*Instructions for the task:* The answer must be an exact printing of every record below, with the pictures omitted.

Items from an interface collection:
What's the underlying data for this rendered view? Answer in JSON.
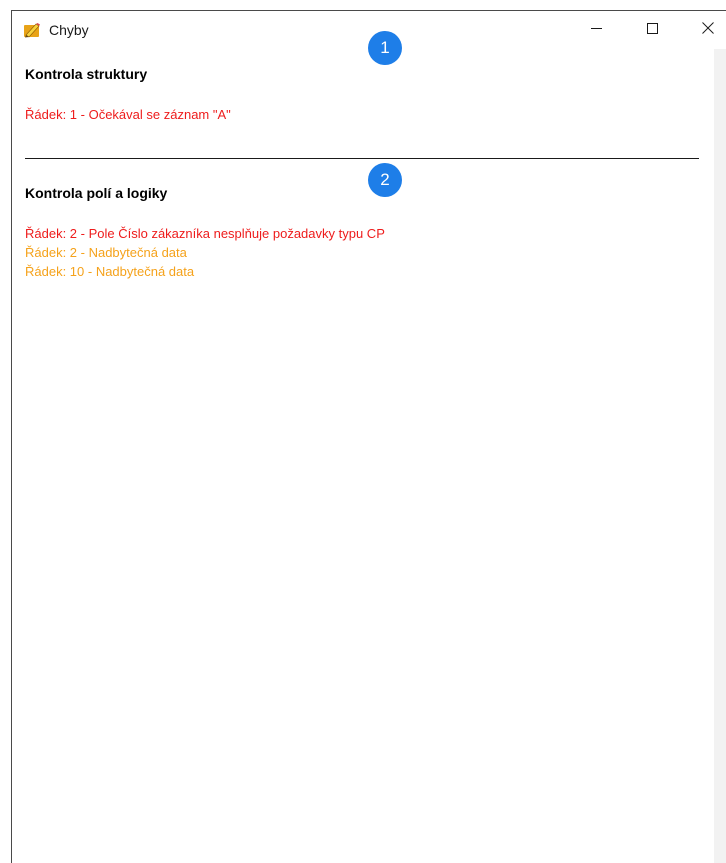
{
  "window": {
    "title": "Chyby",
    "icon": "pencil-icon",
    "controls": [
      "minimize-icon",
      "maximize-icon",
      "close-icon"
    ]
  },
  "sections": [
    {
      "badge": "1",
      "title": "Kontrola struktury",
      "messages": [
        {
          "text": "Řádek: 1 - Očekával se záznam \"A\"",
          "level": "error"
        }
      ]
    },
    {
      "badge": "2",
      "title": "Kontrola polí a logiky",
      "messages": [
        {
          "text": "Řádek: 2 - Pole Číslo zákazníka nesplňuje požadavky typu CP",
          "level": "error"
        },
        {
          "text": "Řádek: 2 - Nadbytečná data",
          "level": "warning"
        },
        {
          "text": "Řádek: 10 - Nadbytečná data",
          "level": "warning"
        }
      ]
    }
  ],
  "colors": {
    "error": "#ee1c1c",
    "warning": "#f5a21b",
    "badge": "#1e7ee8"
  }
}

*Exercise result:*
What's the underlying data for this rendered view? Answer in JSON.
{
  "window": {
    "title": "Chyby",
    "icon": "pencil-icon",
    "controls": [
      "minimize-icon",
      "maximize-icon",
      "close-icon"
    ]
  },
  "sections": [
    {
      "badge": "1",
      "title": "Kontrola struktury",
      "messages": [
        {
          "text": "Řádek: 1 - Očekával se záznam \"A\"",
          "level": "error"
        }
      ]
    },
    {
      "badge": "2",
      "title": "Kontrola polí a logiky",
      "messages": [
        {
          "text": "Řádek: 2 - Pole Číslo zákazníka nesplňuje požadavky typu CP",
          "level": "error"
        },
        {
          "text": "Řádek: 2 - Nadbytečná data",
          "level": "warning"
        },
        {
          "text": "Řádek: 10 - Nadbytečná data",
          "level": "warning"
        }
      ]
    }
  ],
  "colors": {
    "error": "#ee1c1c",
    "warning": "#f5a21b",
    "badge": "#1e7ee8"
  }
}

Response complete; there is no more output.